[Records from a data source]
========================

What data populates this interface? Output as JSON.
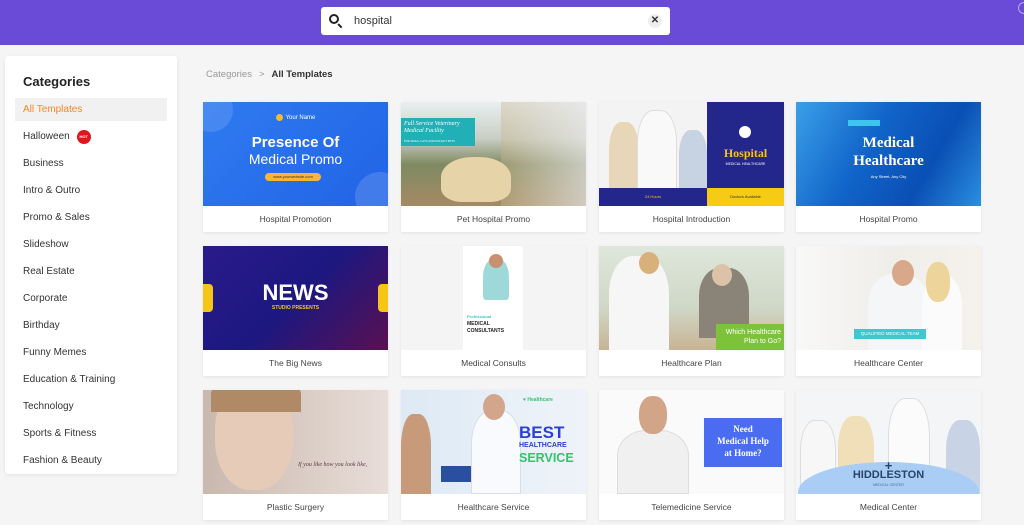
{
  "search": {
    "value": "hospital",
    "icon": "search-icon",
    "clear_icon": "close-icon"
  },
  "sidebar": {
    "title": "Categories",
    "items": [
      {
        "label": "All Templates",
        "active": true
      },
      {
        "label": "Halloween",
        "badge": "HOT"
      },
      {
        "label": "Business"
      },
      {
        "label": "Intro & Outro"
      },
      {
        "label": "Promo & Sales"
      },
      {
        "label": "Slideshow"
      },
      {
        "label": "Real Estate"
      },
      {
        "label": "Corporate"
      },
      {
        "label": "Birthday"
      },
      {
        "label": "Funny Memes"
      },
      {
        "label": "Education & Training"
      },
      {
        "label": "Technology"
      },
      {
        "label": "Sports & Fitness"
      },
      {
        "label": "Fashion & Beauty"
      }
    ]
  },
  "breadcrumb": {
    "root": "Categories",
    "separator": ">",
    "current": "All Templates"
  },
  "colors": {
    "topbar": "#6a4bd8",
    "active_category": "#f28a24",
    "hot_badge": "#e0161b"
  },
  "templates": [
    {
      "title": "Hospital Promotion",
      "thumb_text": [
        "Your Name",
        "Presence Of",
        "Medical Promo",
        "www.yourwebsite.com"
      ]
    },
    {
      "title": "Pet Hospital Promo",
      "thumb_text": [
        "Full Service Veterinary",
        "Medical Facility",
        "FOR DOGS, CATS AND POCKET PETS"
      ]
    },
    {
      "title": "Hospital Introduction",
      "thumb_text": [
        "Hospital",
        "MEDICAL HEALTHCARE",
        "24 Hours",
        "Doctors Available"
      ]
    },
    {
      "title": "Hospital Promo",
      "thumb_text": [
        "Medical",
        "Healthcare",
        "Any Street, Any City"
      ]
    },
    {
      "title": "The Big News",
      "thumb_text": [
        "NEWS",
        "STUDIO PRESENTS"
      ]
    },
    {
      "title": "Medical Consults",
      "thumb_text": [
        "Professional",
        "MEDICAL",
        "CONSULTANTS"
      ]
    },
    {
      "title": "Healthcare Plan",
      "thumb_text": [
        "Which Healthcare",
        "Plan to Go?"
      ]
    },
    {
      "title": "Healthcare Center",
      "thumb_text": [
        "QUALIFIED MEDICAL TEAM"
      ]
    },
    {
      "title": "Plastic Surgery",
      "thumb_text": [
        "If you like how you look like,"
      ]
    },
    {
      "title": "Healthcare Service",
      "thumb_text": [
        "Healthcare",
        "BEST",
        "HEALTHCARE",
        "SERVICE"
      ]
    },
    {
      "title": "Telemedicine Service",
      "thumb_text": [
        "Need",
        "Medical Help",
        "at Home?"
      ]
    },
    {
      "title": "Medical Center",
      "thumb_text": [
        "+",
        "HIDDLESTON",
        "MEDICAL CENTER"
      ]
    }
  ]
}
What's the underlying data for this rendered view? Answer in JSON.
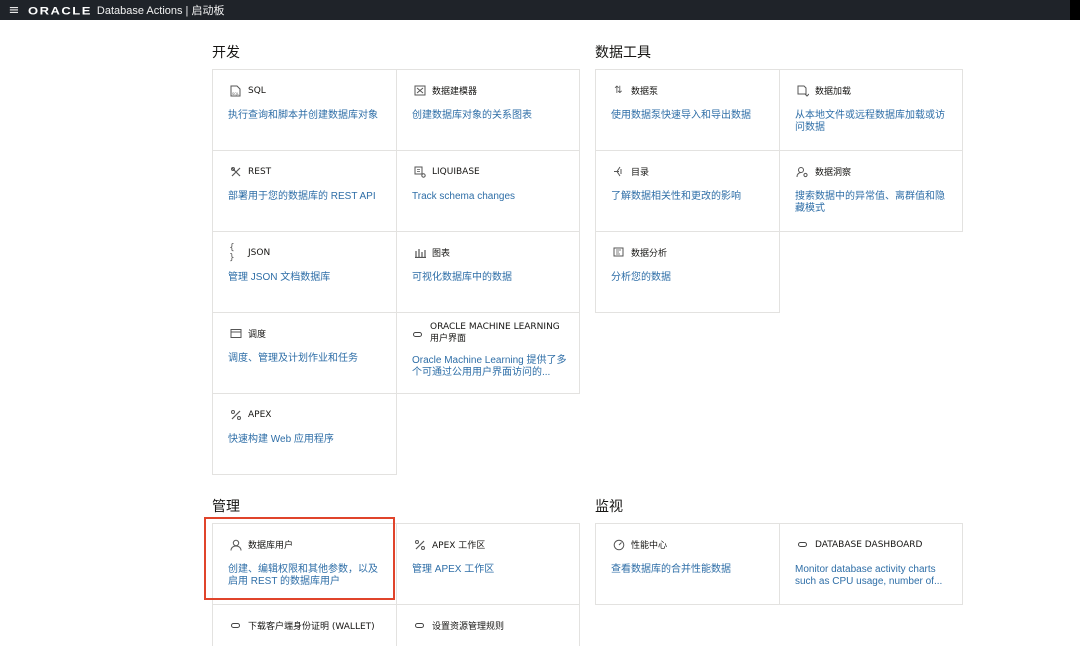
{
  "topbar": {
    "logo": "ORACLE",
    "app_title": "Database Actions | 启动板"
  },
  "sections": {
    "develop": "开发",
    "data_tools": "数据工具",
    "admin": "管理",
    "monitor": "监视"
  },
  "cards": {
    "sql": {
      "title": "SQL",
      "desc": "执行查询和脚本并创建数据库对象",
      "icon": "sql-icon"
    },
    "data_modeler": {
      "title": "数据建模器",
      "desc": "创建数据库对象的关系图表",
      "icon": "data-modeler-icon"
    },
    "rest": {
      "title": "REST",
      "desc": "部署用于您的数据库的 REST API",
      "icon": "rest-icon"
    },
    "liquibase": {
      "title": "LIQUIBASE",
      "desc": "Track schema changes",
      "icon": "liquibase-icon"
    },
    "json": {
      "title": "JSON",
      "desc": "管理 JSON 文档数据库",
      "icon": "braces-icon"
    },
    "charts": {
      "title": "图表",
      "desc": "可视化数据库中的数据",
      "icon": "bar-chart-icon"
    },
    "scheduling": {
      "title": "调度",
      "desc": "调度、管理及计划作业和任务",
      "icon": "calendar-icon"
    },
    "oml": {
      "title": "ORACLE MACHINE LEARNING 用户界面",
      "desc": "Oracle Machine Learning 提供了多个可通过公用用户界面访问的...",
      "icon": "pill-icon"
    },
    "apex": {
      "title": "APEX",
      "desc": "快速构建 Web 应用程序",
      "icon": "apex-icon"
    },
    "data_pump": {
      "title": "数据泵",
      "desc": "使用数据泵快速导入和导出数据",
      "icon": "up-down-arrows-icon"
    },
    "data_load": {
      "title": "数据加载",
      "desc": "从本地文件或远程数据库加载或访问数据",
      "icon": "data-load-icon"
    },
    "catalog": {
      "title": "目录",
      "desc": "了解数据相关性和更改的影响",
      "icon": "catalog-icon"
    },
    "data_insights": {
      "title": "数据洞察",
      "desc": "搜索数据中的异常值、离群值和隐藏模式",
      "icon": "user-search-icon"
    },
    "data_analysis": {
      "title": "数据分析",
      "desc": "分析您的数据",
      "icon": "analysis-icon"
    },
    "db_users": {
      "title": "数据库用户",
      "desc": "创建、编辑权限和其他参数，以及启用 REST 的数据库用户",
      "icon": "user-icon"
    },
    "apex_workspace": {
      "title": "APEX 工作区",
      "desc": "管理 APEX 工作区",
      "icon": "apex-icon"
    },
    "download_wallet": {
      "title": "下载客户端身份证明 (WALLET)",
      "icon": "pill-icon"
    },
    "resource_mgmt": {
      "title": "设置资源管理规则",
      "icon": "pill-icon"
    },
    "perf_hub": {
      "title": "性能中心",
      "desc": "查看数据库的合并性能数据",
      "icon": "gauge-icon"
    },
    "db_dashboard": {
      "title": "DATABASE DASHBOARD",
      "desc": "Monitor database activity charts such as CPU usage, number of...",
      "icon": "pill-icon"
    }
  }
}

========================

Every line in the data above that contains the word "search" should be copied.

Response:
  "search": {
    "icon": "search-icon",
      "icon": "user-search-icon"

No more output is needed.